Are the Worst Cooks In America really that bad? They can’t be that bad, can they? They must be actors. Right? Well, unfortunately (or fortunately, depending on your perspective) what you see is what you get in the kitchen when a new batch of recruits rolls up on Food Network’s set for a new season of the show. Despite persistent belief among viewers that the pseudo-chefs featured on the show must be paid actors, or are amping up their own deficiencies, a bevy of behind-the-scenes testimony lends credence to the opposite point of view: no, these guys really are that bad. But the reasons why are varied indeed.
And, of course, the contestants are also often perfectly willing to acknowledge how bad they are. Michael Haydin, a Worst Cooks contestant during Season 4, told the Danbury News Times that before his time on the show “I would burn grilled cheese and undercook chicken. I always told people whatever I cook either comes out pink or black.” And Anna Altomari, who featured back in Season 2, almost sounded sheepish when she spoke to the Orange County Register about her lack of skill. ” I live at home with my mom, who is very traditional,” Anna explained. “I don’t know how to cook. She does everything for me. With my schedule, I’m really busy. It’s hard for me to cook. She doesn’t really teach me anything.”
(Anna added that even her friends, while understanding, didn’t beat around the bush when it came to food: When they have a potluck, [my friends] always tell me to bring chips and dips. They never asked me to bring a cooked dish.” That did change, however, after her time on the show.)
Holgie Forrester took Anna’s “really busy” rationale to an even more absurd extreme in Season 8. Holgie was all about the next adventure in life: as the Desert Sun reported, she lives outside Joshua Tree National Park in her very own geodesic dome; she’s been swimming with snakes off the Argentine coast; went on a grandmas-only skydiving trip to mark her 66th year of life; and won $10,000 in a CMT dancing competition back in 2008. Her activities didn’t leave much time for the kitchen: “I didn’t whisk,” she told the paper; “I thought whisk was laundry detergent.”

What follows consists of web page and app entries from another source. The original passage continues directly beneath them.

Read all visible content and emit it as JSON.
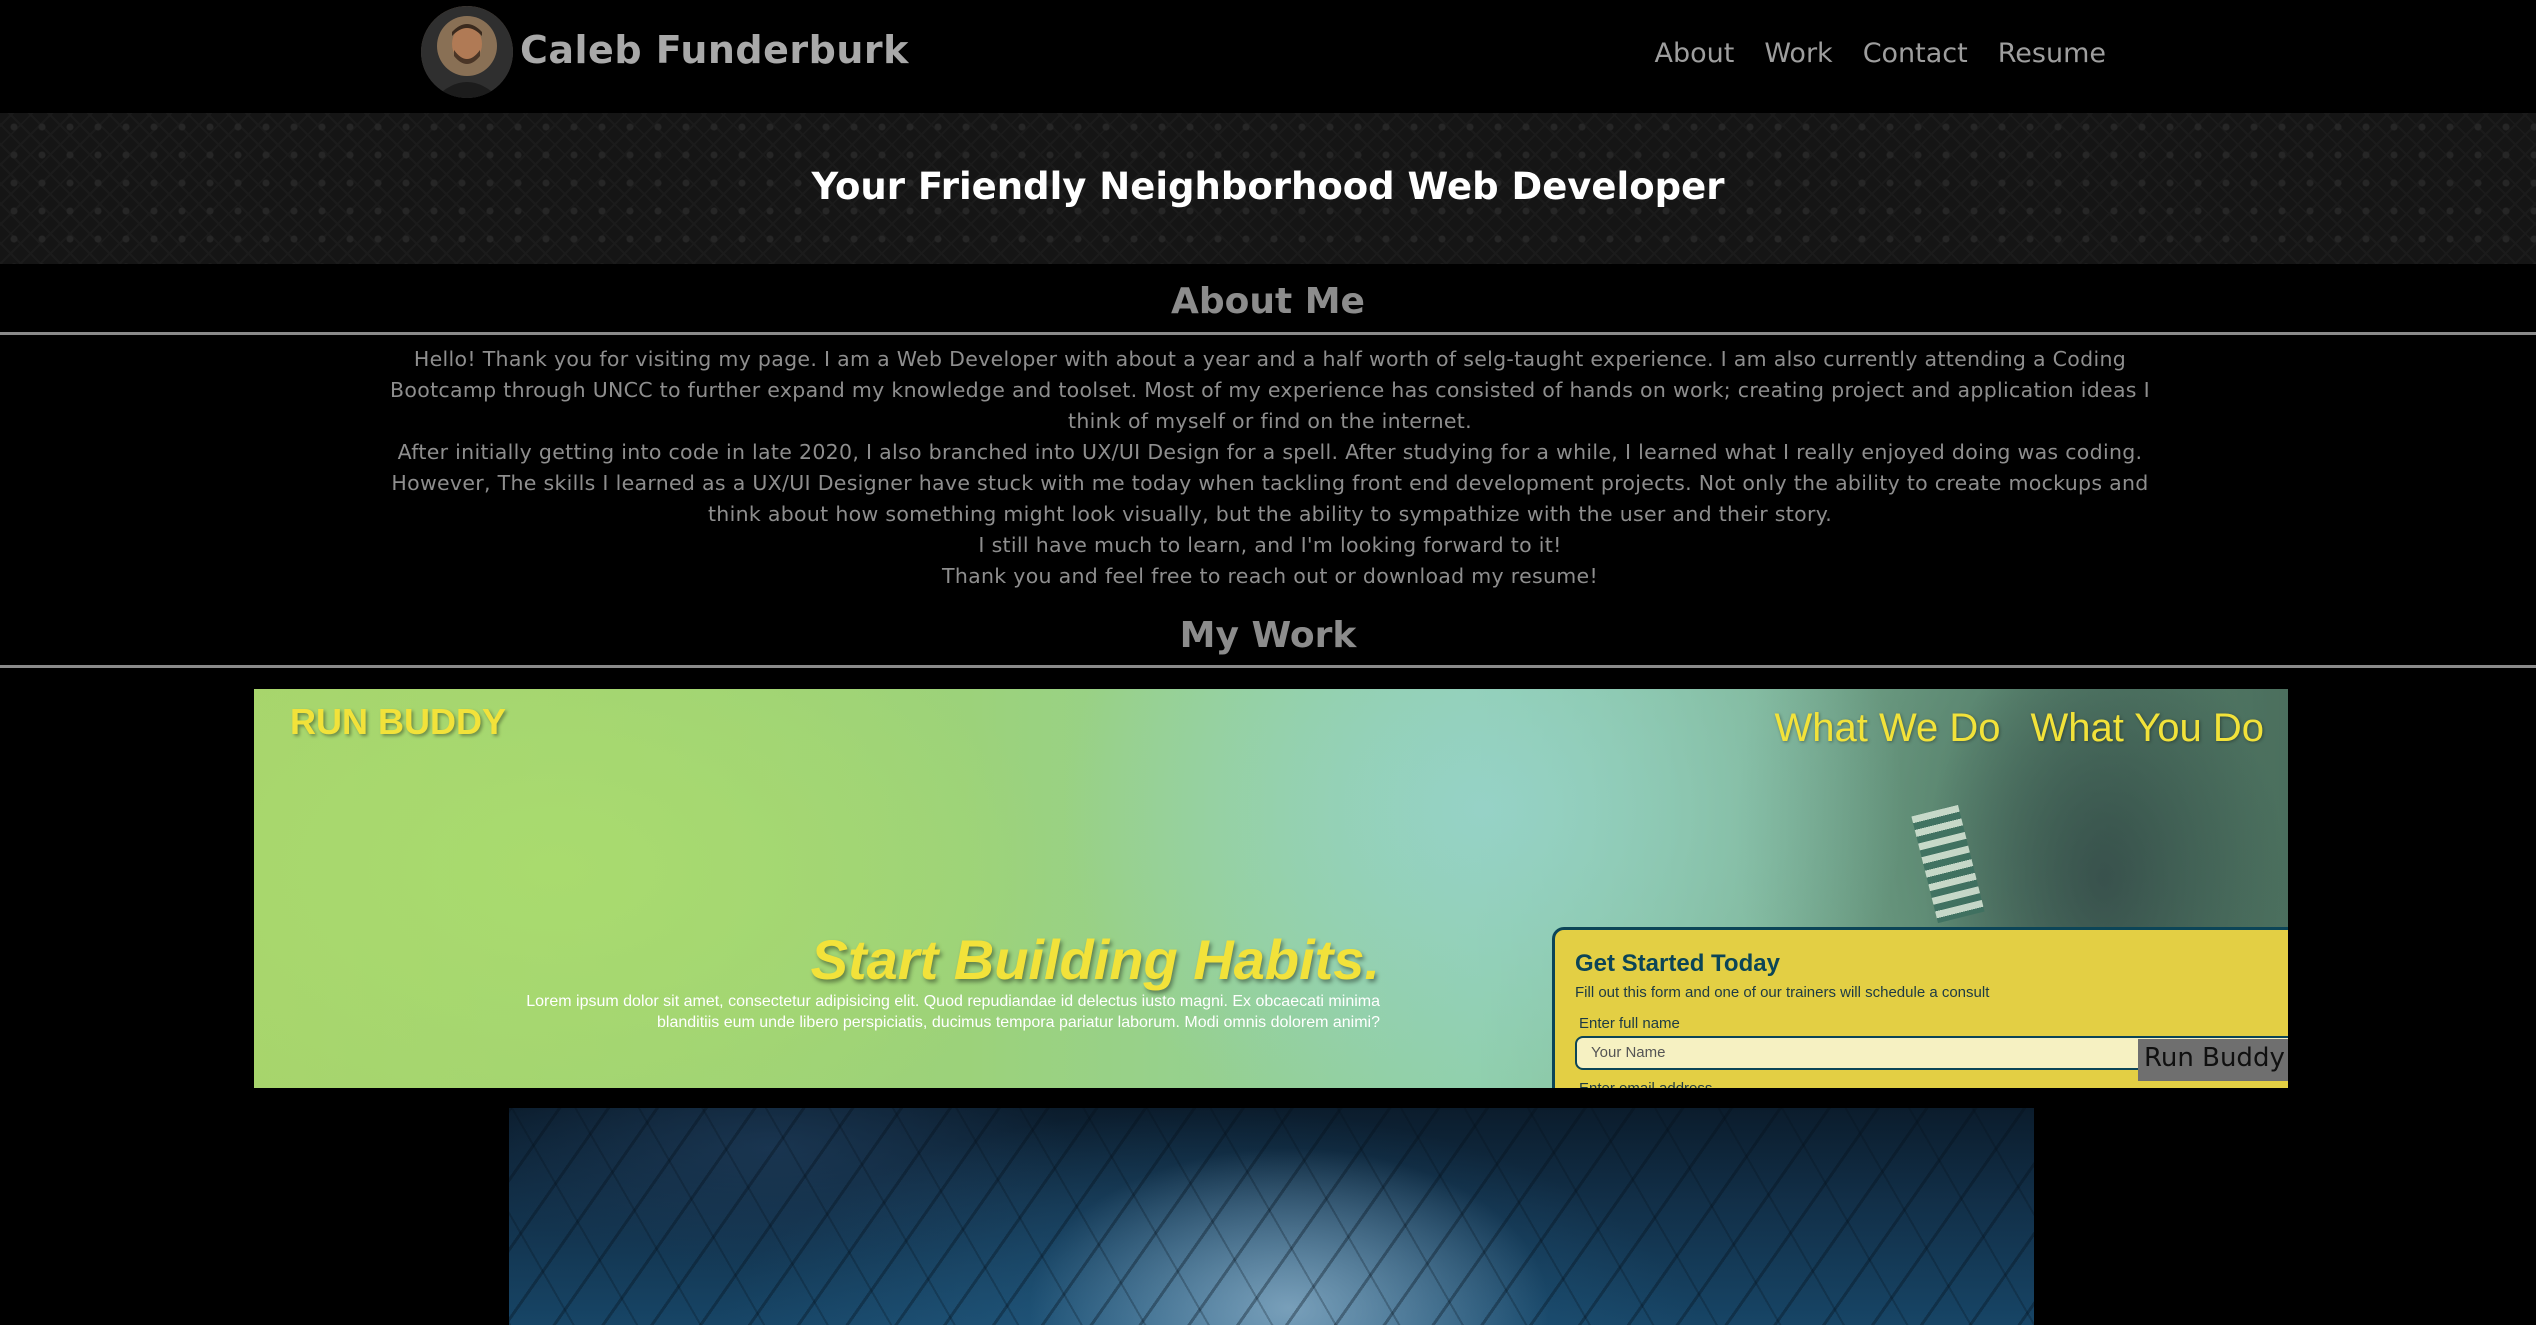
{
  "header": {
    "site_name": "Caleb Funderburk",
    "nav": [
      "About",
      "Work",
      "Contact",
      "Resume"
    ]
  },
  "hero": {
    "title": "Your Friendly Neighborhood Web Developer"
  },
  "about": {
    "heading": "About Me",
    "paragraphs": [
      "Hello! Thank you for visiting my page. I am a Web Developer with about a year and a half worth of selg-taught experience. I am also currently attending a Coding Bootcamp through UNCC to further expand my knowledge and toolset. Most of my experience has consisted of hands on work; creating project and application ideas I think of myself or find on the internet.",
      "After initially getting into code in late 2020, I also branched into UX/UI Design for a spell. After studying for a while, I learned what I really enjoyed doing was coding. However, The skills I learned as a UX/UI Designer have stuck with me today when tackling front end development projects. Not only the ability to create mockups and think about how something might look visually, but the ability to sympathize with the user and their story.",
      "I still have much to learn, and I'm looking forward to it!",
      "Thank you and feel free to reach out or download my resume!"
    ]
  },
  "work": {
    "heading": "My Work",
    "projects": [
      {
        "caption": "Run Buddy",
        "preview": {
          "logo": "RUN BUDDY",
          "nav": [
            "What We Do",
            "What You Do"
          ],
          "headline": "Start Building Habits.",
          "body": "Lorem ipsum dolor sit amet, consectetur adipisicing elit. Quod repudiandae id delectus iusto magni. Ex obcaecati minima blanditiis eum unde libero perspiciatis, ducimus tempora pariatur laborum. Modi omnis dolorem animi?",
          "form_title": "Get Started Today",
          "form_subtitle": "Fill out this form and one of our trainers will schedule a consult",
          "form_label_name": "Enter full name",
          "form_placeholder_name": "Your Name",
          "form_label_email": "Enter email address"
        },
        "colors": {
          "accent": "#f2e23a",
          "form_bg": "#e3cf44",
          "form_border": "#0c4557"
        }
      },
      {
        "caption": ""
      }
    ]
  },
  "colors": {
    "background": "#000000",
    "heading_gray": "#8c8c8c",
    "text_gray": "#8e8e8e",
    "nav_gray": "#9e9e9e"
  }
}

As devoteés of the show will recall, there have even been contestants who didn’t know how to boil water. Season 3’s Melissa Rhodes was one of these. Her troubles in the kitchen had a deeper, psychological root: Rhodes‘ “complete lack of basic cooking knowledge” was a side-effect of the seven years she spent battling anorexia. Her boyfriend encouraged her to try out for the show as a means of helping Rhodes overcome her fears (and culinary associations). The dish that got her on the show? As she told the Naples Daily News, it was a shrimp dish that Rhodes put on the grill to cook not knowing “the shrimp were already cooked.” Things got worse from there; the “end result was something that resembled applesauce.”
Ultimately, stories like these are what inspire host Anne Burrell, the only celebrity chef who’s been been with Worst Cooks in America since its inception. “It’s a truly sweet show,” she says, and adds that “We’re hard on [the contestants], but it’s tough love. They truly, honestly want to get better, and we teach them and don’t give them anything that we know they can’t do well.”
That said, there’s no chance of the show becoming a hug-a-thon. Not only are the contestants’ mistakes real: the discomfort and awkwardness that those mistakes engender can be too much to bear. “Some things are cringe-worthy,” she revealed to Popsugar. “I cringe when people are dangerous; when I’m scared they’re going to hurt themselves. That’s when I get nervous. Other things they do to food–instead of [being] cringe-worthy, it’s more eye rolling. There are definitely some silly situations.”
If you’re interested in engendering a bit of silliness yourself, you can fill out the show’s application right here. Otherwise, tune in: Worst Cooks In America continues its streak of feel-good cringing with the newest round of Celebrity Edition, airing Wednesday nights on Food Network.
(Photo credits: Are the Worst Cooks In America really that bad via Facebook, Food Network)